> **Action item**
Below are some records. Say how many of their lines contain the string "Anonim", and give nothing but the number.
------ Given data
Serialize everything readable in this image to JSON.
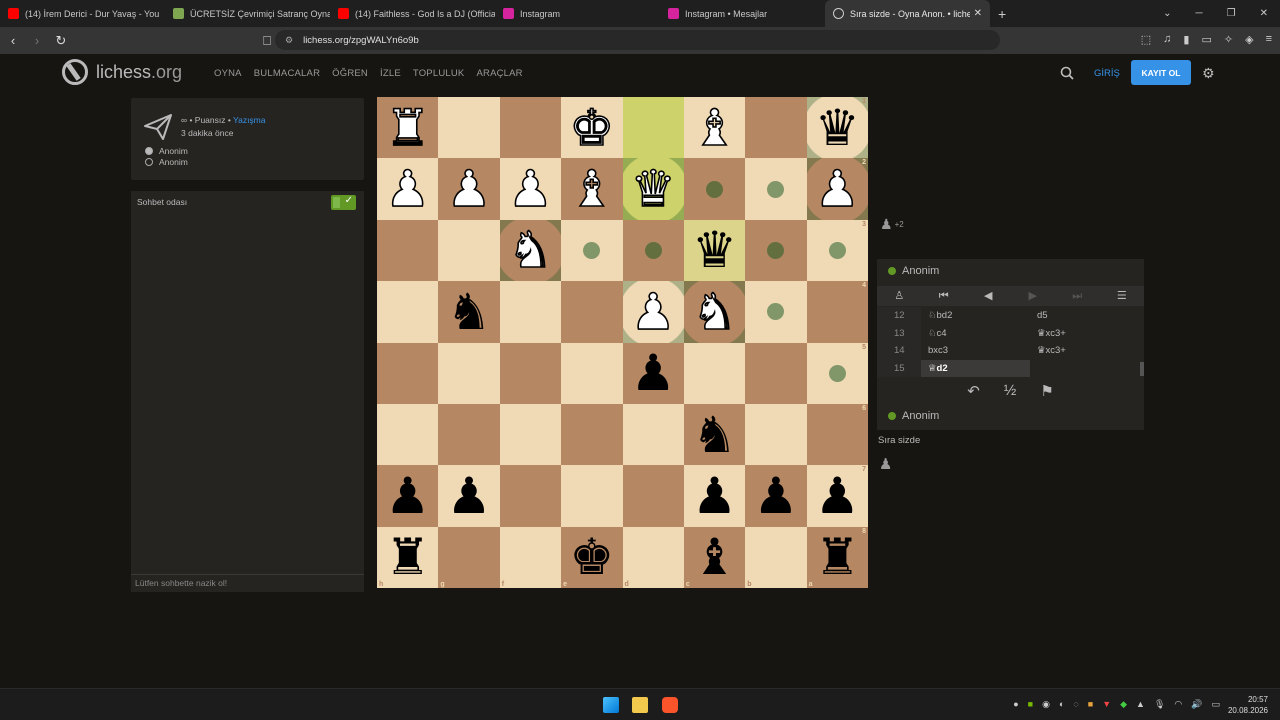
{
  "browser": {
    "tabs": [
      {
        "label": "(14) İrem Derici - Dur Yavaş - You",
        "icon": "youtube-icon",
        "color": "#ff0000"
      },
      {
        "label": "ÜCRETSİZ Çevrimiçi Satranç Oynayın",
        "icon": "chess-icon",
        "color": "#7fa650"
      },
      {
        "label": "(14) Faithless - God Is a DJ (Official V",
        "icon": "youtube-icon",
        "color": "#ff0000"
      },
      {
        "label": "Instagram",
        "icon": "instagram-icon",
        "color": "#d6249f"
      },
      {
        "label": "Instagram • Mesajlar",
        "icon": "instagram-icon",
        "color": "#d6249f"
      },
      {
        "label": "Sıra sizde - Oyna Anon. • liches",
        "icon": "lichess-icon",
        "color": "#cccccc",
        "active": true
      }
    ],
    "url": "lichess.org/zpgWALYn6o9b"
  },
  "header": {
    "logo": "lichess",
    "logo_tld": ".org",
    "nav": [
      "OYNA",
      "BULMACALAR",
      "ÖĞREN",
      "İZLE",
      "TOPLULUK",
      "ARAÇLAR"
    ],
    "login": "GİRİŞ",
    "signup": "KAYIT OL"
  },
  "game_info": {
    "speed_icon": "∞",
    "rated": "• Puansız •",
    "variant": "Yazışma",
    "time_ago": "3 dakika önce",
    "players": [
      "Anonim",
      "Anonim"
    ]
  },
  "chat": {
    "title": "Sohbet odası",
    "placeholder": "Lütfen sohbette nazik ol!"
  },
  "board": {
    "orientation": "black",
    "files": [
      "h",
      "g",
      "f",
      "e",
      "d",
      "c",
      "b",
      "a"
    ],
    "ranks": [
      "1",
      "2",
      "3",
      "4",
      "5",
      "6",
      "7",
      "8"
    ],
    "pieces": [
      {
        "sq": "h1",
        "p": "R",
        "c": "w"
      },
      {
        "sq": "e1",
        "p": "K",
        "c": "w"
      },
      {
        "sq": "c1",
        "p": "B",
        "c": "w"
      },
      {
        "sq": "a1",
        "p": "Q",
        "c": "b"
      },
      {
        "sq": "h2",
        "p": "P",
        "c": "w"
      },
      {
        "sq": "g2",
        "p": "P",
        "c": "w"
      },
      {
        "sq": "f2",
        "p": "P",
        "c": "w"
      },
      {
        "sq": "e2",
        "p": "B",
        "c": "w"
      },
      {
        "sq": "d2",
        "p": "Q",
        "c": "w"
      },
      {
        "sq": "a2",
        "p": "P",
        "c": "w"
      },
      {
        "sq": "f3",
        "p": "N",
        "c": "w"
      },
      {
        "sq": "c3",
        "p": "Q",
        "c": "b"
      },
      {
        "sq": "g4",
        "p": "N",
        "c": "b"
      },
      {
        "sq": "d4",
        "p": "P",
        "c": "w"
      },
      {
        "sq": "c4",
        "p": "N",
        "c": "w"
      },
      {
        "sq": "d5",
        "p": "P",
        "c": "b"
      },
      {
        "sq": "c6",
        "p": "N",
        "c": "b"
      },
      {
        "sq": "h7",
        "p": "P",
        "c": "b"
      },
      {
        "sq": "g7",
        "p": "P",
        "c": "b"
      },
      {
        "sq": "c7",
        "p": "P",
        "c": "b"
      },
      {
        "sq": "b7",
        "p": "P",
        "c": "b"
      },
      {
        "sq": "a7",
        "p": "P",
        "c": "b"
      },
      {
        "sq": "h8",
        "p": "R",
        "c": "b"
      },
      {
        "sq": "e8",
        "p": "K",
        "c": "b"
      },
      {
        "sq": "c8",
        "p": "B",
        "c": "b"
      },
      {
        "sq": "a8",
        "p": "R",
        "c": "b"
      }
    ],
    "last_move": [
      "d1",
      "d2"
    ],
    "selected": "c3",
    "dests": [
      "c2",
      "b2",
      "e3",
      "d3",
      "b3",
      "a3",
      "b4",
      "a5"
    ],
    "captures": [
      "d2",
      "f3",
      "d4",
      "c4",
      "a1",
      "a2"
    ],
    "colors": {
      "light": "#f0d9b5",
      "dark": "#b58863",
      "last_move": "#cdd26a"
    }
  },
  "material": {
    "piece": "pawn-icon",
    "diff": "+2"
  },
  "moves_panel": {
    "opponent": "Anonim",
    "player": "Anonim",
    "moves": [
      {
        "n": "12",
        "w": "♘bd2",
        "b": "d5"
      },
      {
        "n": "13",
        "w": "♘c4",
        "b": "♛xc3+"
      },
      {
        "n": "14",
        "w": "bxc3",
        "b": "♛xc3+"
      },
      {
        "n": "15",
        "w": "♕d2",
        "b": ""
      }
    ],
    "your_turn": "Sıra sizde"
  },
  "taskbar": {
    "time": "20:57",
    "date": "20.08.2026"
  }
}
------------
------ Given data
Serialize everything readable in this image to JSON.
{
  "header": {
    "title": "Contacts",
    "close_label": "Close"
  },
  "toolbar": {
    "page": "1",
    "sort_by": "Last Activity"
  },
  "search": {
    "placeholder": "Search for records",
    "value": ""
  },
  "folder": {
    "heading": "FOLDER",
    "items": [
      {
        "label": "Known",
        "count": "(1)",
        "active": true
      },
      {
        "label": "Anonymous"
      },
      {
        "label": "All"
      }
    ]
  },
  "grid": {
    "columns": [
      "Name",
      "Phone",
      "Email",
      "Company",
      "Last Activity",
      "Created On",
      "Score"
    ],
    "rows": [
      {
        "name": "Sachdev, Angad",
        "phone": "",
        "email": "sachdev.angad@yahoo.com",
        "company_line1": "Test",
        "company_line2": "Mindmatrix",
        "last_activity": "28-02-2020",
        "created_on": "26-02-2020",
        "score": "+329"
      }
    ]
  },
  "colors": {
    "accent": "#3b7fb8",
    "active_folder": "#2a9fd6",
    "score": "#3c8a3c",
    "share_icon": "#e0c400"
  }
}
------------
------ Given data
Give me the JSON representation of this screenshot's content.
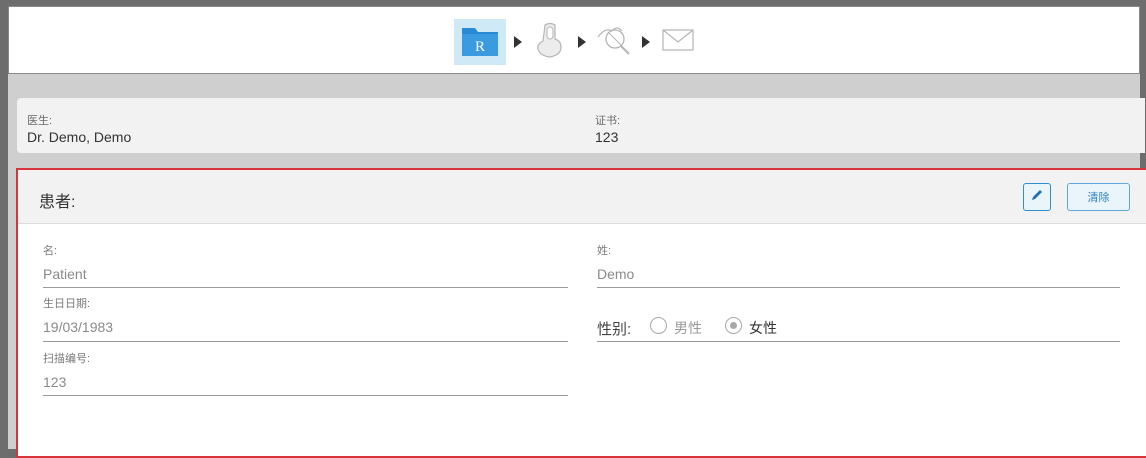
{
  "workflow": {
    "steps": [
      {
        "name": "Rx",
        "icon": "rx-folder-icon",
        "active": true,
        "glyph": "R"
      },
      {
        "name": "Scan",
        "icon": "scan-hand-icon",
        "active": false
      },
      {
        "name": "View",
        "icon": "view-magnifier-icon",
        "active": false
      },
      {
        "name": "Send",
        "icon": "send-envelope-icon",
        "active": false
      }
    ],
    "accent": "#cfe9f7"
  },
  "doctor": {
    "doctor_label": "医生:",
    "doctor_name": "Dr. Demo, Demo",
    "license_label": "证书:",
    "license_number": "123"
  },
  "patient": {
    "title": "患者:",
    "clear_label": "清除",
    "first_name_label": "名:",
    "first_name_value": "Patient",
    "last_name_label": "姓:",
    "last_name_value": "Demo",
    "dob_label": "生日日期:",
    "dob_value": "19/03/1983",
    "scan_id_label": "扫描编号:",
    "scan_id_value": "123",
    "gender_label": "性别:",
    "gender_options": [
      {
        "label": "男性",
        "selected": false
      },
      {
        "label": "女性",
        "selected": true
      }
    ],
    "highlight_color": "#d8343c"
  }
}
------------
> **Response to the task**
4